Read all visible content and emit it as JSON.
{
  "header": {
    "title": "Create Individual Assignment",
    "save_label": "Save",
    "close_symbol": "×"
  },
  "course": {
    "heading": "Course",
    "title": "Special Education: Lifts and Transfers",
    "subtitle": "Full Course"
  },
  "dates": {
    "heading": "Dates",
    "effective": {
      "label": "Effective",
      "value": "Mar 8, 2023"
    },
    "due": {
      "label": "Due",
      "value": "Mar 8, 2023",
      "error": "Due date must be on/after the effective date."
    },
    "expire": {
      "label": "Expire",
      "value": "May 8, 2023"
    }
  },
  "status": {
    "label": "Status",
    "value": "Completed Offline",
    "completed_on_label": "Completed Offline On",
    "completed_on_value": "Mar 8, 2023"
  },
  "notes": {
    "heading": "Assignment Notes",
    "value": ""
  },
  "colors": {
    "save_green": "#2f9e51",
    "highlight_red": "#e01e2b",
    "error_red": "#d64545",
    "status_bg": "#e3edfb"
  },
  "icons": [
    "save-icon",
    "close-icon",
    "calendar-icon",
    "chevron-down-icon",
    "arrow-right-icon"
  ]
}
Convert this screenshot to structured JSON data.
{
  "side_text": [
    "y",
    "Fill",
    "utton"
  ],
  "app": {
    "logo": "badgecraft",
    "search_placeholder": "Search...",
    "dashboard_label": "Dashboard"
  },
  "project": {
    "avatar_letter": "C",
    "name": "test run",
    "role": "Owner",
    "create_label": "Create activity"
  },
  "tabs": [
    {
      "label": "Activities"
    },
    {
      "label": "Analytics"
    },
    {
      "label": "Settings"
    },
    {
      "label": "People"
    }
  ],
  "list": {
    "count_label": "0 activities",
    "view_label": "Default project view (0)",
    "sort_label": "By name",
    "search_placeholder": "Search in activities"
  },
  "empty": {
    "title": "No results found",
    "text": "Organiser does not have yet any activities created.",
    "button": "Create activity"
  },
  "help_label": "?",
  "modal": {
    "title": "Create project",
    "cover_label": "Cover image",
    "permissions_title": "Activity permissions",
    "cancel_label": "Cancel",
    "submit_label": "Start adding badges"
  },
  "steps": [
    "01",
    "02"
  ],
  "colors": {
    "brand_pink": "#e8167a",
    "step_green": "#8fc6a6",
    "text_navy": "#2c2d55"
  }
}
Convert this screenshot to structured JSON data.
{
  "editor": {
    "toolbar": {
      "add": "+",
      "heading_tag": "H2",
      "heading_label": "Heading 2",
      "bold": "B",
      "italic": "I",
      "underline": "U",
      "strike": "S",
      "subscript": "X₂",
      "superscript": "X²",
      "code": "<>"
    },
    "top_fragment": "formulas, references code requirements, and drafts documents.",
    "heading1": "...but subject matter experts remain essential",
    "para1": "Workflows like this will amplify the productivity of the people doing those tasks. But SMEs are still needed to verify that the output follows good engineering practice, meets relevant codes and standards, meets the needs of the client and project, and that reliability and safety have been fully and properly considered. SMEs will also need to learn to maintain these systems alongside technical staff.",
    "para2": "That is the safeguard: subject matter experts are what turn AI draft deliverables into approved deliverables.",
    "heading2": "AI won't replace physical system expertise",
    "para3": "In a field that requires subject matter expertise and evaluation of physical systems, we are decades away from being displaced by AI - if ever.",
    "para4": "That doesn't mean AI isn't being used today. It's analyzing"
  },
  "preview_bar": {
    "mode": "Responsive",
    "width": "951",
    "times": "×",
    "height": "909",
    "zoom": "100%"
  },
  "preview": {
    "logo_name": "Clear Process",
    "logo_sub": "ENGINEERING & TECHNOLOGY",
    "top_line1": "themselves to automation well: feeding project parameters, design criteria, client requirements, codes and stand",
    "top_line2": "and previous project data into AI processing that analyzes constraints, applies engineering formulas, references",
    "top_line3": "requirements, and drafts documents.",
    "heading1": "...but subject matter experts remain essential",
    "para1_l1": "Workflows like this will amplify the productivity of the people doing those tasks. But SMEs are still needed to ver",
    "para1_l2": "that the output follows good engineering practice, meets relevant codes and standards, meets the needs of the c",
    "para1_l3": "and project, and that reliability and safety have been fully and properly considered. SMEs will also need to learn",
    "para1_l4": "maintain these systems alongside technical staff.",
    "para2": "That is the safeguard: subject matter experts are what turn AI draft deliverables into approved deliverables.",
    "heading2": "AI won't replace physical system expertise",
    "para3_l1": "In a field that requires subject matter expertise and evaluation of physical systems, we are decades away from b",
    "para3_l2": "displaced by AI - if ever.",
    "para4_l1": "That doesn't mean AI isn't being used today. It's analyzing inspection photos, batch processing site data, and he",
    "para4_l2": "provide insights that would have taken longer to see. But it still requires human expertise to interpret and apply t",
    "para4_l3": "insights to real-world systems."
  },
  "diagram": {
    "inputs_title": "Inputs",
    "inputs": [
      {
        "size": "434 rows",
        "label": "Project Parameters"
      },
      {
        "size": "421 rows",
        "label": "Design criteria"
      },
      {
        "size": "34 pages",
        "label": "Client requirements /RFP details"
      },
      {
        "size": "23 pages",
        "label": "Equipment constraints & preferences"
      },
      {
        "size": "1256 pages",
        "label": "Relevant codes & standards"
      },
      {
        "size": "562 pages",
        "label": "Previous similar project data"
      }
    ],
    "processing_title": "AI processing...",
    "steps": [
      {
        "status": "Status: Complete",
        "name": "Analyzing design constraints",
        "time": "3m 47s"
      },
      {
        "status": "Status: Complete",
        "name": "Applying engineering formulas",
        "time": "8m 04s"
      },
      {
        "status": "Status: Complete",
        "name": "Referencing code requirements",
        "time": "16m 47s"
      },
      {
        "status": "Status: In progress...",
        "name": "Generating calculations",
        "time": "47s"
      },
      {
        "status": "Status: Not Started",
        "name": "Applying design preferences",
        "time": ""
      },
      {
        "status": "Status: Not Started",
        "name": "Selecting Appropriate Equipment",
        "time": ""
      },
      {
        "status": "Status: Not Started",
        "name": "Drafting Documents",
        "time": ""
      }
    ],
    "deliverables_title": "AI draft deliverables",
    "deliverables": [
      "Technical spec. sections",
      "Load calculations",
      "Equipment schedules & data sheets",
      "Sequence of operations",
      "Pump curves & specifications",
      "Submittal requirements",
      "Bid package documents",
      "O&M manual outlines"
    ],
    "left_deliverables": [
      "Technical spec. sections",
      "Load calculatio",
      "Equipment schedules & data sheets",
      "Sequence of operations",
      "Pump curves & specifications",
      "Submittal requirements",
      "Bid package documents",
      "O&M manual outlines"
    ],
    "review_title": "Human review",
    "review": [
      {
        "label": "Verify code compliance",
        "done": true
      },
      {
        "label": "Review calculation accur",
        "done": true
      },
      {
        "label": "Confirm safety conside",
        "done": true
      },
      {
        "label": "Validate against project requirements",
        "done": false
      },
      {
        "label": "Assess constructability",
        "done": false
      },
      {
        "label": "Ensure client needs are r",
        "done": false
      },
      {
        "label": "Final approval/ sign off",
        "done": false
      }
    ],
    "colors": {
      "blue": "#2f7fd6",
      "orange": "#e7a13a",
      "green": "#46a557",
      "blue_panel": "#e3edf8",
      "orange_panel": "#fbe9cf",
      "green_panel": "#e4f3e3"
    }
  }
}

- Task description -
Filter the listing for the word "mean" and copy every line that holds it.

- Solution to this exercise -
    "para4": "That doesn't mean AI isn't being used today. It's analyzing"
    "para4_l1": "That doesn't mean AI isn't being used today. It's analyzing inspection photos, batch processing site data, and he",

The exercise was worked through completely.